Exercise :: Among the entries, which lines carry the string "this"? Copy each of them.

[Items from an interface collection]
========

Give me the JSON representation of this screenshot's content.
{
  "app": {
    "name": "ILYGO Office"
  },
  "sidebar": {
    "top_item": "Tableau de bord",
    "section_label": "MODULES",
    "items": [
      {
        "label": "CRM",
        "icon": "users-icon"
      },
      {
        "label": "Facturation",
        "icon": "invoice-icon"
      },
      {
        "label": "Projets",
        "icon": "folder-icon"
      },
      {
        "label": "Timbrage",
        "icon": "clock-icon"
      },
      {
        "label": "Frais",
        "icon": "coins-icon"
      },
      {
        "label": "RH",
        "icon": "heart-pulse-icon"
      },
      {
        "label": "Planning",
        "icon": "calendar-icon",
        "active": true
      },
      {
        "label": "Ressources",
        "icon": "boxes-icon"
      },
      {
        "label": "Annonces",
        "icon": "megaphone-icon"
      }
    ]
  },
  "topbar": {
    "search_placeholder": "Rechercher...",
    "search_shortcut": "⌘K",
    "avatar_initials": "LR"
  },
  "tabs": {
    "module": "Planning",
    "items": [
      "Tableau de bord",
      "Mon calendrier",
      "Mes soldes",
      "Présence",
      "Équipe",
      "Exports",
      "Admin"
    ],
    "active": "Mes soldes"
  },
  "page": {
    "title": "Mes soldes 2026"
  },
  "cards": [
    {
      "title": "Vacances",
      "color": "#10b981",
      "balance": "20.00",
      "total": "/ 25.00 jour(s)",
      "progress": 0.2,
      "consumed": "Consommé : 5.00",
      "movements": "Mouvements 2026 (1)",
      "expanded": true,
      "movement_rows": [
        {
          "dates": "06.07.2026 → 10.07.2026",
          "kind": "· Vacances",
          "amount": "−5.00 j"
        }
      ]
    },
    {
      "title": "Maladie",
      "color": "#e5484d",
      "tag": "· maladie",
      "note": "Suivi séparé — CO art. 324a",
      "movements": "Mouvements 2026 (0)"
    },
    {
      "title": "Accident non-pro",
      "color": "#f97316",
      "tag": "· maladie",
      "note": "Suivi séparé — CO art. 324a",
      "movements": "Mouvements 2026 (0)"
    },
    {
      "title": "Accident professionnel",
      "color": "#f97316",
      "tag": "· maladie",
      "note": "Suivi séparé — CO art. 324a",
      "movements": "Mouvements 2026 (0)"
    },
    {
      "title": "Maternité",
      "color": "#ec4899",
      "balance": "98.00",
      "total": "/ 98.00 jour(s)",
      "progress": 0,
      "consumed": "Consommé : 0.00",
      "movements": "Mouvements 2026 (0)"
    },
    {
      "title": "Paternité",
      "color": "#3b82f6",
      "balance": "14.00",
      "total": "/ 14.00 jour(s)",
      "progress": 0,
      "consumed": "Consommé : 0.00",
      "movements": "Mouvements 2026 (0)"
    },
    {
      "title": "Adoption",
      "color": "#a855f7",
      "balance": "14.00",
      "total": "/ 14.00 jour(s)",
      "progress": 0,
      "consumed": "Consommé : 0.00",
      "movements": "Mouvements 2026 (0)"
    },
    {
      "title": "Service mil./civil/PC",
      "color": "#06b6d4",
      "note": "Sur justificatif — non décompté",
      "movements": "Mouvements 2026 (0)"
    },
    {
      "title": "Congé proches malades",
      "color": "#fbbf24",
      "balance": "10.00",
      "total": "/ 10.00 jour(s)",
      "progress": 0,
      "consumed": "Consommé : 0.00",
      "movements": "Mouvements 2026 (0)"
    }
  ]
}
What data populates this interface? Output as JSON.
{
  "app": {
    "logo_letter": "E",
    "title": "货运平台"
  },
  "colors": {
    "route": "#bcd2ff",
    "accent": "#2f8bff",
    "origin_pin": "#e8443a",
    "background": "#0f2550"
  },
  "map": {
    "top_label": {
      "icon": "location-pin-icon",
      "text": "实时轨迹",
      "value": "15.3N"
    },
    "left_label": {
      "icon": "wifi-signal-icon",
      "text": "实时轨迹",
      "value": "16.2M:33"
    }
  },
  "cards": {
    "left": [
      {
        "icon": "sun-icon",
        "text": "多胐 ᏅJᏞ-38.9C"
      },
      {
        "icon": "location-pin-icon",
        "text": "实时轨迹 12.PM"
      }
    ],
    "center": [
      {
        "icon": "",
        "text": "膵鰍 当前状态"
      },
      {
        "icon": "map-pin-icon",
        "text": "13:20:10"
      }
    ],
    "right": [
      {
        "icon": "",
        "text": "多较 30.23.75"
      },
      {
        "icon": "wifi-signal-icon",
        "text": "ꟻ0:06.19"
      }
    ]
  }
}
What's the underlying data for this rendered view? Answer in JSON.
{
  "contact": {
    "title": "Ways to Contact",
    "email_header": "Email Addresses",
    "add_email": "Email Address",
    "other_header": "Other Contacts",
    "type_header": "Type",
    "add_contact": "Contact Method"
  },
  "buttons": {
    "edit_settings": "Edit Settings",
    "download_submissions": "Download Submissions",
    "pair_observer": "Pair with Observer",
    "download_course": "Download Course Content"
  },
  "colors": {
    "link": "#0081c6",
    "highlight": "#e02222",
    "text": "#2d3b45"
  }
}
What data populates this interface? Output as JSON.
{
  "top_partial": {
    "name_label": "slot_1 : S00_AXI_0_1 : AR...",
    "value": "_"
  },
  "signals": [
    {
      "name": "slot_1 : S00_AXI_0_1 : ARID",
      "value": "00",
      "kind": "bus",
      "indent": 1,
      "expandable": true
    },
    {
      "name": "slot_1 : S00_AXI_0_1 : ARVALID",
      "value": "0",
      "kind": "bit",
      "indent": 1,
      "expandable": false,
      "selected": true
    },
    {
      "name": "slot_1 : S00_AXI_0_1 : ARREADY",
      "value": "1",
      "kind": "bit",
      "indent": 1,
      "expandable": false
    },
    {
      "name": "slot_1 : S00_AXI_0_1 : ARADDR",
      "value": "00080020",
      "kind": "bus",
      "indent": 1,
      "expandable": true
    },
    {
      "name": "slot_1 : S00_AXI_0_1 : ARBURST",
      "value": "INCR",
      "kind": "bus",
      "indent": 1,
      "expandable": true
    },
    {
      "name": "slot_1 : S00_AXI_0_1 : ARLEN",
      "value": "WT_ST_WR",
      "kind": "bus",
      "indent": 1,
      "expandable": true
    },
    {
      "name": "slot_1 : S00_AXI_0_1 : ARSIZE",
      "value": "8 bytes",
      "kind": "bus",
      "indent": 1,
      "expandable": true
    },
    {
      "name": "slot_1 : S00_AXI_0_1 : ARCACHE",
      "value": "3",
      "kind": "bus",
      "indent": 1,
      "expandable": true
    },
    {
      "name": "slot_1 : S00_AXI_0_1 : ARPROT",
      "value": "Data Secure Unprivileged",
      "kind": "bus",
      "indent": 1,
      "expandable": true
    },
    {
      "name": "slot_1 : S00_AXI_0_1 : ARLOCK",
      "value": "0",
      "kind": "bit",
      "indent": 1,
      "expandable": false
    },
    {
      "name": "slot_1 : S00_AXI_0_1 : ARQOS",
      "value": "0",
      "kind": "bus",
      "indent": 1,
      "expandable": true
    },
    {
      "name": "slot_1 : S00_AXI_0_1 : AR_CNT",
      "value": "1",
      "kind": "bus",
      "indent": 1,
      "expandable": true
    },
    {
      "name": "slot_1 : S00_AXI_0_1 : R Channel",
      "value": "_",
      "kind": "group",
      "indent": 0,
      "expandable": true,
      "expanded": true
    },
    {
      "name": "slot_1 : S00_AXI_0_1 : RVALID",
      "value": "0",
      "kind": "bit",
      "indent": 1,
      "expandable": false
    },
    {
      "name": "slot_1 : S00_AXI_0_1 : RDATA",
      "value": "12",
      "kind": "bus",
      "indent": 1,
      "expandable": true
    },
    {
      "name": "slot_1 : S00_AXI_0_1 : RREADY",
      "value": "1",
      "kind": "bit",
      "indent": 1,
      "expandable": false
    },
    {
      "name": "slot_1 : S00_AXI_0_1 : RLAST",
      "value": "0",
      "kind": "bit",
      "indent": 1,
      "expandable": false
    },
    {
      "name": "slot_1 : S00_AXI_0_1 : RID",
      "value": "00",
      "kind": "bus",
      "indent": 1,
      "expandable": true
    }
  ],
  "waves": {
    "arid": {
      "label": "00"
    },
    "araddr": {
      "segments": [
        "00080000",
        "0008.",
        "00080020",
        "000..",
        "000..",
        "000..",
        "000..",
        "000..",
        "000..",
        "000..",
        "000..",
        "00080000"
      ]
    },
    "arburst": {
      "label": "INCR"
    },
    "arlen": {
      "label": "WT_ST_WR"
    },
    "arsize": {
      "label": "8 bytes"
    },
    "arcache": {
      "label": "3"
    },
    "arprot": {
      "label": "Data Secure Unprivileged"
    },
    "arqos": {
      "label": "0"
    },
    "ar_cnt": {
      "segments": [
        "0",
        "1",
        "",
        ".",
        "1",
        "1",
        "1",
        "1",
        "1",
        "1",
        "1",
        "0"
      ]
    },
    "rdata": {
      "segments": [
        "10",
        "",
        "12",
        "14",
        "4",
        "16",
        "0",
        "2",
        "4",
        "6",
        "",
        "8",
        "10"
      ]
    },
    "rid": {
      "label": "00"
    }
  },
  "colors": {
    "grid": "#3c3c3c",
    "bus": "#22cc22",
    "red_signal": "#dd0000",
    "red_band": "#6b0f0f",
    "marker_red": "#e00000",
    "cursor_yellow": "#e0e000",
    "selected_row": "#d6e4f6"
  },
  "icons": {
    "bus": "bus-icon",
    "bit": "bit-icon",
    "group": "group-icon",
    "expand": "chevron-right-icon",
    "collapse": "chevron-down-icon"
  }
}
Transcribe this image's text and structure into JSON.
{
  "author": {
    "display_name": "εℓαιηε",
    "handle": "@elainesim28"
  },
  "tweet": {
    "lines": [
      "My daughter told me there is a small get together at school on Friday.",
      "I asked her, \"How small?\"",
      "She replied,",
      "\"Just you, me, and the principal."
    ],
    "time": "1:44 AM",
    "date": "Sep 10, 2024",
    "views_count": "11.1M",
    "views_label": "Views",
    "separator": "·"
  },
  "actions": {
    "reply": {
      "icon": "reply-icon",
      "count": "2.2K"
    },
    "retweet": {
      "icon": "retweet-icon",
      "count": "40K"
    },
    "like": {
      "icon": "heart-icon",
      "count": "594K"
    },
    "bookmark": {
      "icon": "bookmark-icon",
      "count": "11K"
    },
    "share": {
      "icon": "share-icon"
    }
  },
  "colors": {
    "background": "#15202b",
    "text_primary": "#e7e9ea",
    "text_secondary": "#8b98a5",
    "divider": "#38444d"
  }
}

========

Your solution ::
Give me the JSON representation of this screenshot's content.
What data populates this interface? Output as JSON.
What's the underlying data for this rendered view? Answer in JSON.
What data populates this interface? Output as JSON.
Transcribe this image's text and structure into JSON.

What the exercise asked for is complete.